Article

Aisle  

Longitudinal passage between seats in a church, auditorium or similar building. In a church, the term refers more commonly to the space flanking and parallel to the nave, usually separated from it by columns or piers (see Church, fig.).

Article

R. W. Sanderson and Francis Cheetham

Term used to describe two types of stone, one of gypsum and one of limestone.

R. W. Sanderson

‘True’ alabaster is hydrated calcium sulphate, a finely fibrous form of gypsum. It occurs as nodular masses with a felted, fibrous microstructure, variably intermixed with streaks of red or green clay. Deposits of economic size accumulate as precipitated salts in evaporating saline lakes in arid areas. The variety satin spar occurs in vein-like form with the fibres in regular parallel arrangement, giving the mass a silk-like lustre. Alabaster is slightly soluble in water and therefore not suitable for outdoor works; it is very soft and readily cut and polished with the simplest tools. It provides an excellent surface for painting and gilding, without priming being necessary. Geologically ancient deposits provided material for sculptors, although gypsum continues to form in suitable environments in the Middle East, the ...

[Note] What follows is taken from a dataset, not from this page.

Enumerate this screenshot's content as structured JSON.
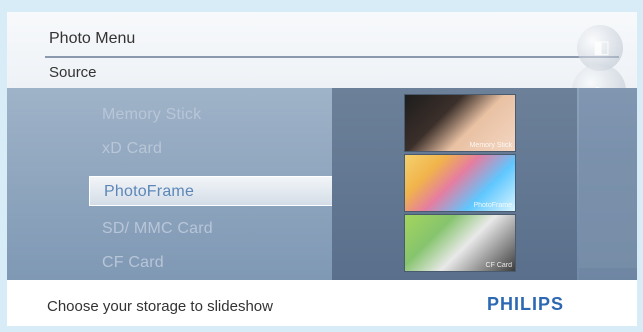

Article

Annie Dell’Aria

Term coined during the height of Abstract Expressionism in the USA, with particular relevance to the work of painter Jackson Pollock. The ‘all-over’ quality of works such as Lavender Mist: Number 1, 1950 (Washington, DC, N.G.A.) refers to its lack of compositional structure (no apparent foreground, middleground, or background) as in traditional representational painting. It also suggests the lack of spatial delineations or focal points of any kind, creating an entirely abstract work that asserts the canvas’s flat surface and eschews any attempt at representational or symbolic interpretation (...

Article

Term used to describe a method of expressing complex abstract ideas or a work of art composed according to this. An allegory is principally constructed from personifications and symbols (see Symbol), and, though overlapping in function, it is thus more sophisticated in both meaning and operation than either of these. It is found primarily in Western art and constitutes an important area of study in ...

Article

Willem F. Lash

Type of allegorical representation of the artist’s conception of himself and his work. Many allegories of art owe their origin to attempts, in the 16th and 17th centuries, to classify the fine arts, especially painting, as artes liberales. An improvement in the status of art was to bring with it an improvement in the social standing of the artist. The allegory of art took many forms, which often appeared in combination with one another, including: personifications of ...